Cheese, specializing in aged cheddars. Clayton is also home to the Antique Boat Museum, which has the largest collection of antique and classic boats in North America. On my first day in Clayton I spent the morning touring the museum, whose exhibits are spread out over seven buildings on the 4.5-acre main waterfront campus. The museum is a mecca for antique boat enthusiasts, and also offers more active boating-related activities: visitors can take a traditional St. Lawrence skiff out for a row on French Creek Bay, or book a 45-minute river cruise around the islands in the museum’s 30-foot, triple cockpit antique Hacker Craft.


Boldt Castle

After a brief stroll through Clayton, I headed out to visit one of the area’s biggest attractions: Boldt Castle. Every castle should have a good story, and Boldt Castle certainly does—in the early 1900s, George Boldt, the proprietor of the Waldorf Astoria Hotel, started building what he called ‘a mammoth cottage’ for his wife, sparing no expense on materials and decorations. But as the towering six-story, 120-room structure neared completion, Boldt’s wife died suddenly, and he ordered all construction cease. The castle sat vacant for 73 years and fell into disrepair until 1978, when the Thousand Islands Bridge Authority began restoring much of it to its former intended glory. I spent over an hour on the island, exploring the main building as well as the tunnels, gardens and adjacent structures such as the “playhouse” tower, complete with a basement level bowling alley.

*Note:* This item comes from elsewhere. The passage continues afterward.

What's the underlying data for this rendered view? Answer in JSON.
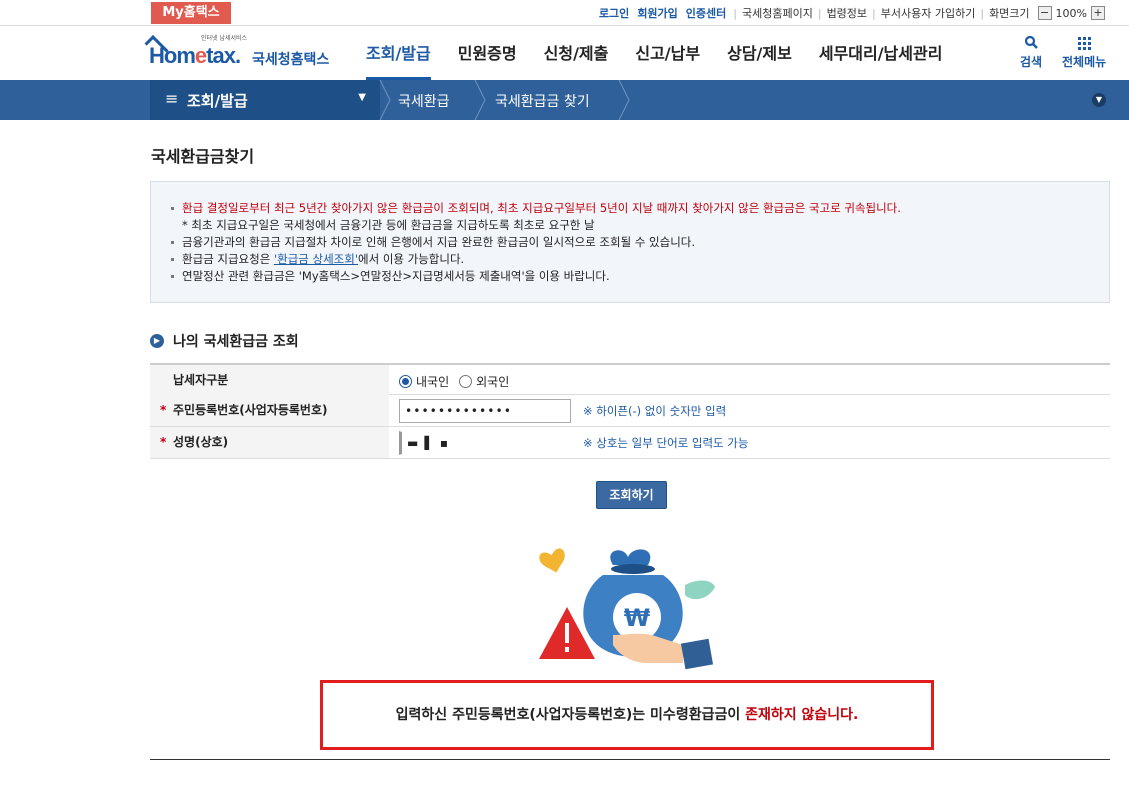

1,000 Islands

I capped off the weekend back at the hotel with a traditional shore dinner cooked by local fishing guide Jeff Garnsey, whose family spans nine generations in the Thousand Islands. Shore dinners date back well over a hundred years and typically consist of several courses. At first, I wasn’t convinced I would like the first course – fried strips of fatback served on a piece of potato bread with red onions and (of course) Thousand Island dressing – but the combination was surprisingly delicious. The other offerings were just as tasty – fried pieces of locally caught walleye, perch, and northern pike, the regional dish of salt potatoes, and for dessert some Canadian French toast. The feast was accompanied by wines from Coyote Moon, a local vineyard that offers two-hour wine cruises through the islands on summer weekends.

A long weekend at the Watkins Glen and the 1,000 Islands Harbor Hotels opened my eyes to the amazing culture, food, wine and scenery in the region, providing the perfect base from which to explore it all. For more information visit www.harborhotelcollection.com.



Bart Beeson is a Burlington, Vermont-based freelance travel writer and photographer. He is a regular contributor to Travel Weekly, and has published in The Washington Post, Foreign Policy and other media outlets. When he’s not traveling, Bart can be found hiking with his dog Kesey or spending time at his family’s New Hampshire lake house.

Previous post

How to Travel to Los Cabos

Next post

New York Two Ways: Contemporary and Historic in Times Square

No Comment

Leave a reply

Your email address will not be published. Required fields are marked *